The concert spanned an hour and a half, with around seven to eight pieces being performed. It, was, all-in-all a very refreshing and absorbing evening. We will go into the details soon.
There were three Swiss and one Indian musician performing on-stage. Two played the guitar, one the flute and one a relatively lesser-known Indian temple instrument known as (I apologise for not being able to confirm the name or spelling) Idikyam.
Mrs Dauwalder (L) and Ms Wysser on stage
Michel Rutscho, a classical guitarist and professor at the University of Berne, was accompanied by his wife, also a guitarist and a teacher at Basel, and a flemenco dancer, Mrs Christine Dauwalder.
They were accompanied on the flute by Ms Anita Wysser, an acquaintance and colleague from the couple’s hometown in Switzerland.
They were on a world tour to “rediscover the finer aspects of music”.
The concert was unique not in that it was a Guitar concert, but that Prof Rutscho et al attempted — as they have done for the past six years — to bring together Western muisc with an Indian instrument in accompaniment.
Michel Rutscho (L) and Christine Dauwalder at the concert
The instrument in question (as previously mentioned) was played by Vidwan Nandakumar. It added a sense of explicit rhythm and bass to the leading instruments and together they gave off a feeling of harmonic confluence with surprising ease. Continue reading
Everybody’s childhood has something they hold onto even after considerable years. Mine lives in a bucket under the stairway at home, but that is only one part of it. The other is missing.
A thing of the past
Funnily enough, what I call a part of my childhood was never really mine; it even dates back nearly a decade before mine. It was a little, red music cassette known as “The Power of Love” and belonged to my parents.
Once I got around, I used to carry it with me and play it over and over again in-between my classic children’s tales cassette on my personal Phillips Walkman. I was no older than six years of age. And I understood very little of whatever they said in those songs, but it did not matter: for me, it has always been about the music, the rhythm, the tone, the pitch and the feel.
When things begin to change
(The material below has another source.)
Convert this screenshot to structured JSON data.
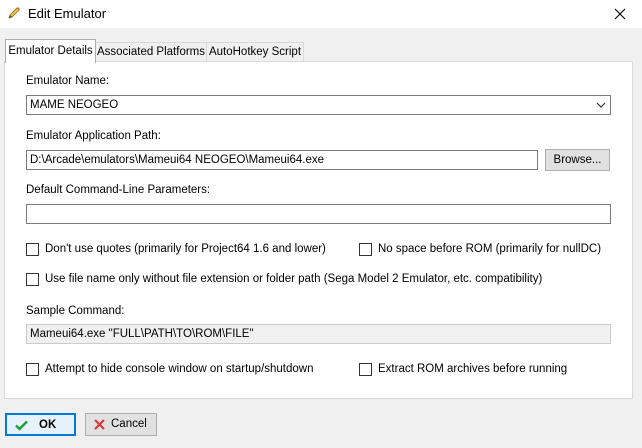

The songs in that cassette stayed for a very long time until, when I was just reaching around nine or ten, we moved house and a lot of cassettes and large, black, gorgeous looking vinyl records (among other things) either got unwound, broke or were lost. This was one of them. There was also a large, posh-looking gramophone from my grandfather’s era that we got rid of.
Sometimes, when I walk around in melancholy, I can still hear those tunes at the back of my mind. But I realise it is only an illusion; an innocent (freudian?) manifestation of my yearning to get that cassette back. Continue reading
Music, alongside science, constitutes perhaps the only languages universally acknowledged — from the tribes of the Kalahari, away from modern society, to high Paris, the very centre of it. When it touches you, you know; when it does not, hoping it will is only futile. And I am lucky to be among those touched.
Last evening I spent over two hours at a concert listening to Bach, Beethoven, Mozart, Massenet, Tchaikovsky, Rachmaninov and Piazollo. And it was blissful; it was wholesome; it was rich; it was classic; and it was refreshing.
The players at our concert series were Rasa Zukauskaite and Natalia Kapilova. Rudolf Kammermeier was supposed to play the grand piano, but after he was requested back in Germany, Ms Kapilova had to fill in for him.
Ms Zukauskaite was a student of Prof Raben Schalag and is now part of the quartet, Infinitum, as well as the Lithuanian State Orchestra. It was simply a pleasure listening to her, watching the bow move and fingers vibrate in a feverish rise and fall.
Ms Kapilova’s relationship with the piano was clearly otherworldly. A sense of peaceful elegance injected with gusto pierced the air with every depression of the keys and press of the una cordia and sostenuto pedals. A warm echo swept the room and everybody could keep listening to all day long.
They have not the capacity to make their works exalt — they meditate, protest, analyze, reason, calculate, brood, but they do not exalt.